Records supplied section start

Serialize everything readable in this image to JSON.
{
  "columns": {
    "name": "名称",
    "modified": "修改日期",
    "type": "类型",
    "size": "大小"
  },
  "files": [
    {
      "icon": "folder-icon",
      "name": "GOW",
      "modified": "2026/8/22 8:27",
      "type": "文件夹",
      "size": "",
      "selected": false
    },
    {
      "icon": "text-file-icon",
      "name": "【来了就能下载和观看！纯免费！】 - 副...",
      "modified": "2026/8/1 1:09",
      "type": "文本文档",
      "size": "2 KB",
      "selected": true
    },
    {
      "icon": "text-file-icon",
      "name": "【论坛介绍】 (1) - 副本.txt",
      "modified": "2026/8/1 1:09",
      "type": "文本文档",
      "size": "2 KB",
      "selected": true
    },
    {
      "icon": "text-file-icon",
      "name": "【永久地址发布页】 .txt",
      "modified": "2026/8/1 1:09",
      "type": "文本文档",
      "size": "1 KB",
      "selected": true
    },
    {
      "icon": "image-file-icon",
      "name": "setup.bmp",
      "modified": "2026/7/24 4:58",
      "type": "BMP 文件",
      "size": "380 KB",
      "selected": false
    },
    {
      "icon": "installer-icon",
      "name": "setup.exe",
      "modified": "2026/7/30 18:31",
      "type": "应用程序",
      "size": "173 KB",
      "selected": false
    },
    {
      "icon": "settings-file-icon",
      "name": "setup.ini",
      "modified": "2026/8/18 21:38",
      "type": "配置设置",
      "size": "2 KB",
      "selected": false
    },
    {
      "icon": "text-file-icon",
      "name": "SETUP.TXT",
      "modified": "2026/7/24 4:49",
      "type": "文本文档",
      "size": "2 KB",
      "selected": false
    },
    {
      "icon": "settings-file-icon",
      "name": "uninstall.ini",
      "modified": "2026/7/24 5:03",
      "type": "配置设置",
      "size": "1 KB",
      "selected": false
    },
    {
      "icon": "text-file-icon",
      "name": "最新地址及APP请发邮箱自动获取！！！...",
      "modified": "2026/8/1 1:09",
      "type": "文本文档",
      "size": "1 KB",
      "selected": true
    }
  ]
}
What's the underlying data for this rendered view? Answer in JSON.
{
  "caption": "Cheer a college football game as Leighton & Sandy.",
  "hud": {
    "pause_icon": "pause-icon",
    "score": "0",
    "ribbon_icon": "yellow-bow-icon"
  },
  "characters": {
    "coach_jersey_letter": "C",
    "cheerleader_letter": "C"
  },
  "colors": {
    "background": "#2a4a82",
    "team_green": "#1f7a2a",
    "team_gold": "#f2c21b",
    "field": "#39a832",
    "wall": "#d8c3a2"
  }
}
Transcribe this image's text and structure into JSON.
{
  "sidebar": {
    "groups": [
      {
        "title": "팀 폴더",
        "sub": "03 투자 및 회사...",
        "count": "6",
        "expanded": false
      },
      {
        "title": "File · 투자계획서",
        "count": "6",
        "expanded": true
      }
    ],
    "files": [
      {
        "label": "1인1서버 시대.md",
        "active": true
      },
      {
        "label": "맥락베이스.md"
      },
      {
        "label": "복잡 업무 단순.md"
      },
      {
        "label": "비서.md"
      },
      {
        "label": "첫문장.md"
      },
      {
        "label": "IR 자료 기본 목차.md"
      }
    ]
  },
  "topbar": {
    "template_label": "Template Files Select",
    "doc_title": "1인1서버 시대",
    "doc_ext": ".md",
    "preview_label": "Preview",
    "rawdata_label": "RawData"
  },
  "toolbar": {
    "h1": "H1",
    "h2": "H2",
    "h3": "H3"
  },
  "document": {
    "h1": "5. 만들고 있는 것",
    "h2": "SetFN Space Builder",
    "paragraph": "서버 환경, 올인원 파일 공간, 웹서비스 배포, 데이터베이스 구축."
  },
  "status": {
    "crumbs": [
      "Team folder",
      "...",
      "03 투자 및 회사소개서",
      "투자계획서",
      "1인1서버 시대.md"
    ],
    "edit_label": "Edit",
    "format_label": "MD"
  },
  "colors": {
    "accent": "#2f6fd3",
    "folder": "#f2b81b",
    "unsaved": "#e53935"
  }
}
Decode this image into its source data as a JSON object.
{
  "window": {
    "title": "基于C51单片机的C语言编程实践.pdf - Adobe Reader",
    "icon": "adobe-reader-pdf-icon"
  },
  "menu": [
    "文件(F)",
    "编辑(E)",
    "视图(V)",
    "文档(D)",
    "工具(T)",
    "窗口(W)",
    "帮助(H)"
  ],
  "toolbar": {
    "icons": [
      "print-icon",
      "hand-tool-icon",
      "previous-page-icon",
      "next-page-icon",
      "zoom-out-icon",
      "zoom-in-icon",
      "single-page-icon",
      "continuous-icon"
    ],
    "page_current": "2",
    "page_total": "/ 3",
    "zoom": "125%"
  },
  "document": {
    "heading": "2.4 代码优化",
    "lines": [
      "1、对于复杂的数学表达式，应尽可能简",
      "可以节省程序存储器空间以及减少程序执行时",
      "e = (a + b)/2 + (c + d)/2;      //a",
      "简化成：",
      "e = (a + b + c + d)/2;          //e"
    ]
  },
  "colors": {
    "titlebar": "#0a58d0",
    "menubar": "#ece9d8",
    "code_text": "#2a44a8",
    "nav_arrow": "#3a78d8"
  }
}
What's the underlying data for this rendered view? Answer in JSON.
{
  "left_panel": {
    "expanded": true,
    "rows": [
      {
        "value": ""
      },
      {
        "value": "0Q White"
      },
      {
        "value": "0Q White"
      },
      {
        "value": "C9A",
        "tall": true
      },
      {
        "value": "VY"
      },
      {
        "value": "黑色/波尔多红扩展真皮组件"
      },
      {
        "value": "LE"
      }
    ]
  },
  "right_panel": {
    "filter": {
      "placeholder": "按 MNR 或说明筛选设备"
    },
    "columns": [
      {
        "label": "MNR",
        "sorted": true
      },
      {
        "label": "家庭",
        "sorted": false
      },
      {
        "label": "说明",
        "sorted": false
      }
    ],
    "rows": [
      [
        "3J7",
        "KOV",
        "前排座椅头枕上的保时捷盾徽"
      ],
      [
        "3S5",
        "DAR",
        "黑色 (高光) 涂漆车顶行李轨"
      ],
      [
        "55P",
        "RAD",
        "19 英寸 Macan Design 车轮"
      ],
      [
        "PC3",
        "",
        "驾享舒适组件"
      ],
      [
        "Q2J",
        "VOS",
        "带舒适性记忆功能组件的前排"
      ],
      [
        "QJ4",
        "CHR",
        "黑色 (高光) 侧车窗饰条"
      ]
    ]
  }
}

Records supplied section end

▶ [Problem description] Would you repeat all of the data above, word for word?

▶ [Output for this task]
Serialize everything readable in this image to JSON.
{
  "columns": {
    "name": "名称",
    "modified": "修改日期",
    "type": "类型",
    "size": "大小"
  },
  "files": [
    {
      "icon": "folder-icon",
      "name": "GOW",
      "modified": "2026/8/22 8:27",
      "type": "文件夹",
      "size": "",
      "selected": false
    },
    {
      "icon": "text-file-icon",
      "name": "【来了就能下载和观看！纯免费！】 - 副...",
      "modified": "2026/8/1 1:09",
      "type": "文本文档",
      "size": "2 KB",
      "selected": true
    },
    {
      "icon": "text-file-icon",
      "name": "【论坛介绍】 (1) - 副本.txt",
      "modified": "2026/8/1 1:09",
      "type": "文本文档",
      "size": "2 KB",
      "selected": true
    },
    {
      "icon": "text-file-icon",
      "name": "【永久地址发布页】 .txt",
      "modified": "2026/8/1 1:09",
      "type": "文本文档",
      "size": "1 KB",
      "selected": true
    },
    {
      "icon": "image-file-icon",
      "name": "setup.bmp",
      "modified": "2026/7/24 4:58",
      "type": "BMP 文件",
      "size": "380 KB",
      "selected": false
    },
    {
      "icon": "installer-icon",
      "name": "setup.exe",
      "modified": "2026/7/30 18:31",
      "type": "应用程序",
      "size": "173 KB",
      "selected": false
    },
    {
      "icon": "settings-file-icon",
      "name": "setup.ini",
      "modified": "2026/8/18 21:38",
      "type": "配置设置",
      "size": "2 KB",
      "selected": false
    },
    {
      "icon": "text-file-icon",
      "name": "SETUP.TXT",
      "modified": "2026/7/24 4:49",
      "type": "文本文档",
      "size": "2 KB",
      "selected": false
    },
    {
      "icon": "settings-file-icon",
      "name": "uninstall.ini",
      "modified": "2026/7/24 5:03",
      "type": "配置设置",
      "size": "1 KB",
      "selected": false
    },
    {
      "icon": "text-file-icon",
      "name": "最新地址及APP请发邮箱自动获取！！！...",
      "modified": "2026/8/1 1:09",
      "type": "文本文档",
      "size": "1 KB",
      "selected": true
    }
  ]
}
What's the underlying data for this rendered view? Answer in JSON.
{
  "caption": "Cheer a college football game as Leighton & Sandy.",
  "hud": {
    "pause_icon": "pause-icon",
    "score": "0",
    "ribbon_icon": "yellow-bow-icon"
  },
  "characters": {
    "coach_jersey_letter": "C",
    "cheerleader_letter": "C"
  },
  "colors": {
    "background": "#2a4a82",
    "team_green": "#1f7a2a",
    "team_gold": "#f2c21b",
    "field": "#39a832",
    "wall": "#d8c3a2"
  }
}
Transcribe this image's text and structure into JSON.
{
  "sidebar": {
    "groups": [
      {
        "title": "팀 폴더",
        "sub": "03 투자 및 회사...",
        "count": "6",
        "expanded": false
      },
      {
        "title": "File · 투자계획서",
        "count": "6",
        "expanded": true
      }
    ],
    "files": [
      {
        "label": "1인1서버 시대.md",
        "active": true
      },
      {
        "label": "맥락베이스.md"
      },
      {
        "label": "복잡 업무 단순.md"
      },
      {
        "label": "비서.md"
      },
      {
        "label": "첫문장.md"
      },
      {
        "label": "IR 자료 기본 목차.md"
      }
    ]
  },
  "topbar": {
    "template_label": "Template Files Select",
    "doc_title": "1인1서버 시대",
    "doc_ext": ".md",
    "preview_label": "Preview",
    "rawdata_label": "RawData"
  },
  "toolbar": {
    "h1": "H1",
    "h2": "H2",
    "h3": "H3"
  },
  "document": {
    "h1": "5. 만들고 있는 것",
    "h2": "SetFN Space Builder",
    "paragraph": "서버 환경, 올인원 파일 공간, 웹서비스 배포, 데이터베이스 구축."
  },
  "status": {
    "crumbs": [
      "Team folder",
      "...",
      "03 투자 및 회사소개서",
      "투자계획서",
      "1인1서버 시대.md"
    ],
    "edit_label": "Edit",
    "format_label": "MD"
  },
  "colors": {
    "accent": "#2f6fd3",
    "folder": "#f2b81b",
    "unsaved": "#e53935"
  }
}
Decode this image into its source data as a JSON object.
{
  "window": {
    "title": "基于C51单片机的C语言编程实践.pdf - Adobe Reader",
    "icon": "adobe-reader-pdf-icon"
  },
  "menu": [
    "文件(F)",
    "编辑(E)",
    "视图(V)",
    "文档(D)",
    "工具(T)",
    "窗口(W)",
    "帮助(H)"
  ],
  "toolbar": {
    "icons": [
      "print-icon",
      "hand-tool-icon",
      "previous-page-icon",
      "next-page-icon",
      "zoom-out-icon",
      "zoom-in-icon",
      "single-page-icon",
      "continuous-icon"
    ],
    "page_current": "2",
    "page_total": "/ 3",
    "zoom": "125%"
  },
  "document": {
    "heading": "2.4 代码优化",
    "lines": [
      "1、对于复杂的数学表达式，应尽可能简",
      "可以节省程序存储器空间以及减少程序执行时",
      "e = (a + b)/2 + (c + d)/2;      //a",
      "简化成：",
      "e = (a + b + c + d)/2;          //e"
    ]
  },
  "colors": {
    "titlebar": "#0a58d0",
    "menubar": "#ece9d8",
    "code_text": "#2a44a8",
    "nav_arrow": "#3a78d8"
  }
}
What's the underlying data for this rendered view? Answer in JSON.
{
  "left_panel": {
    "expanded": true,
    "rows": [
      {
        "value": ""
      },
      {
        "value": "0Q White"
      },
      {
        "value": "0Q White"
      },
      {
        "value": "C9A",
        "tall": true
      },
      {
        "value": "VY"
      },
      {
        "value": "黑色/波尔多红扩展真皮组件"
      },
      {
        "value": "LE"
      }
    ]
  },
  "right_panel": {
    "filter": {
      "placeholder": "按 MNR 或说明筛选设备"
    },
    "columns": [
      {
        "label": "MNR",
        "sorted": true
      },
      {
        "label": "家庭",
        "sorted": false
      },
      {
        "label": "说明",
        "sorted": false
      }
    ],
    "rows": [
      [
        "3J7",
        "KOV",
        "前排座椅头枕上的保时捷盾徽"
      ],
      [
        "3S5",
        "DAR",
        "黑色 (高光) 涂漆车顶行李轨"
      ],
      [
        "55P",
        "RAD",
        "19 英寸 Macan Design 车轮"
      ],
      [
        "PC3",
        "",
        "驾享舒适组件"
      ],
      [
        "Q2J",
        "VOS",
        "带舒适性记忆功能组件的前排"
      ],
      [
        "QJ4",
        "CHR",
        "黑色 (高光) 侧车窗饰条"
      ]
    ]
  }
}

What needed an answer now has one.